Activity: Your response should contain every line from the data below that holds the string "name".

Data records for software interfaces:

##############################

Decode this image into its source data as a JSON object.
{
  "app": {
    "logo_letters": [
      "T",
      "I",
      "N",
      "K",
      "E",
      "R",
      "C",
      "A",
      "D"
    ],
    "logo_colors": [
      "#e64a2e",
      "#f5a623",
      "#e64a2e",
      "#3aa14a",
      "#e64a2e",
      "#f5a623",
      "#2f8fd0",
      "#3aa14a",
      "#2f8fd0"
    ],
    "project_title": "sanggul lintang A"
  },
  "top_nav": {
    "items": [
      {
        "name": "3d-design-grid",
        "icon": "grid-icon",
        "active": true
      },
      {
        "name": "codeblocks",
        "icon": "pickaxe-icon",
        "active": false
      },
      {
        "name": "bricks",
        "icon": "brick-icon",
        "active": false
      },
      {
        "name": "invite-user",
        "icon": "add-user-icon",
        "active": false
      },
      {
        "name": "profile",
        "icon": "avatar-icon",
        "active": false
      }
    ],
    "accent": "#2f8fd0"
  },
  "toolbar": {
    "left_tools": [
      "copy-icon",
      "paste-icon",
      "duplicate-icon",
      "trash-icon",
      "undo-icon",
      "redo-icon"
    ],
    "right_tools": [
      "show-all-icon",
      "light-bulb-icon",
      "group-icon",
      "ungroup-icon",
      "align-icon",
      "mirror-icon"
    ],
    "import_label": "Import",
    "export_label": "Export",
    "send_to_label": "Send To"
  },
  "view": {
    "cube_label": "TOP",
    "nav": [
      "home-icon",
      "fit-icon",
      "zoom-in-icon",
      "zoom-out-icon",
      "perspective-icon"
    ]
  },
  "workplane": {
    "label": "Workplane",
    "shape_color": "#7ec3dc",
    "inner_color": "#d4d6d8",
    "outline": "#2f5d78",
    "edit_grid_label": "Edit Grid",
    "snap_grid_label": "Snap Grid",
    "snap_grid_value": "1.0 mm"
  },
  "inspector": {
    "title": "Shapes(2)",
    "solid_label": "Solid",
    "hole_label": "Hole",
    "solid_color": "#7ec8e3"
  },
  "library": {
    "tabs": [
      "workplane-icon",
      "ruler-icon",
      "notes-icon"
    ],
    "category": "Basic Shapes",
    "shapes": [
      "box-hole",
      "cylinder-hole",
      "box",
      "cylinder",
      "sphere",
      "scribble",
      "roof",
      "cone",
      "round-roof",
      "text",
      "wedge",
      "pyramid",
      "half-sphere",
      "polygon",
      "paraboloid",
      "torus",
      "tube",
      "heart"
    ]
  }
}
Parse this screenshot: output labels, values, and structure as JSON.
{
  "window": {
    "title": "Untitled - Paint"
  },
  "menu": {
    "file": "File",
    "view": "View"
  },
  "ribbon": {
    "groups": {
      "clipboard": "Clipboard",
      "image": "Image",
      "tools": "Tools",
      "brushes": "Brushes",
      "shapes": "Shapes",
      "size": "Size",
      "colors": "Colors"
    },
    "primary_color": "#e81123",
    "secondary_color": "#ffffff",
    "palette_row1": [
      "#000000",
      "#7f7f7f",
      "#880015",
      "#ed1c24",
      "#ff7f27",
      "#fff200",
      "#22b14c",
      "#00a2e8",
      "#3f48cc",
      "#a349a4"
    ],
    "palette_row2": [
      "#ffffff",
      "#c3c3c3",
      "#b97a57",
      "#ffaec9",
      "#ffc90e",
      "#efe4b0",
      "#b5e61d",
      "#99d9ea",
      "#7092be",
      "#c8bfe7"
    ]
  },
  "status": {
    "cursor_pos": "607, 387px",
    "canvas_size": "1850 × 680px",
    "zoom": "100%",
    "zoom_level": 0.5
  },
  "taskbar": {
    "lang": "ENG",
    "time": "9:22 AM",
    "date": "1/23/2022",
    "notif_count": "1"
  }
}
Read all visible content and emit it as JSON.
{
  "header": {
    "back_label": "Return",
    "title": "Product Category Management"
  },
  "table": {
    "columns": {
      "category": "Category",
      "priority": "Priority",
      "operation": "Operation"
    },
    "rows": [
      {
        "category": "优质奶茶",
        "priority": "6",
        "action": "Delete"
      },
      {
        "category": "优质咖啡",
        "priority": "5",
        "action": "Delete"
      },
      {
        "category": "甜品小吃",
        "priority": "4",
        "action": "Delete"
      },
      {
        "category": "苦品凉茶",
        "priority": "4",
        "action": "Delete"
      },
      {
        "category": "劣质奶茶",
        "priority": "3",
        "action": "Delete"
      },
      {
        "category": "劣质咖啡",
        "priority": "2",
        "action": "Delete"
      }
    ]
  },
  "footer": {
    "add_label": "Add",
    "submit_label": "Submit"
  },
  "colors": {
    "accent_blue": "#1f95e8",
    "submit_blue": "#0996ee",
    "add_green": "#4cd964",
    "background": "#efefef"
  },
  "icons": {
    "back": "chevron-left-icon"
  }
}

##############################

Response to this exercise:
        "name": "3d-design-grid",
        "name": "codeblocks",
        "name": "bricks",
        "name": "invite-user",
        "name": "profile",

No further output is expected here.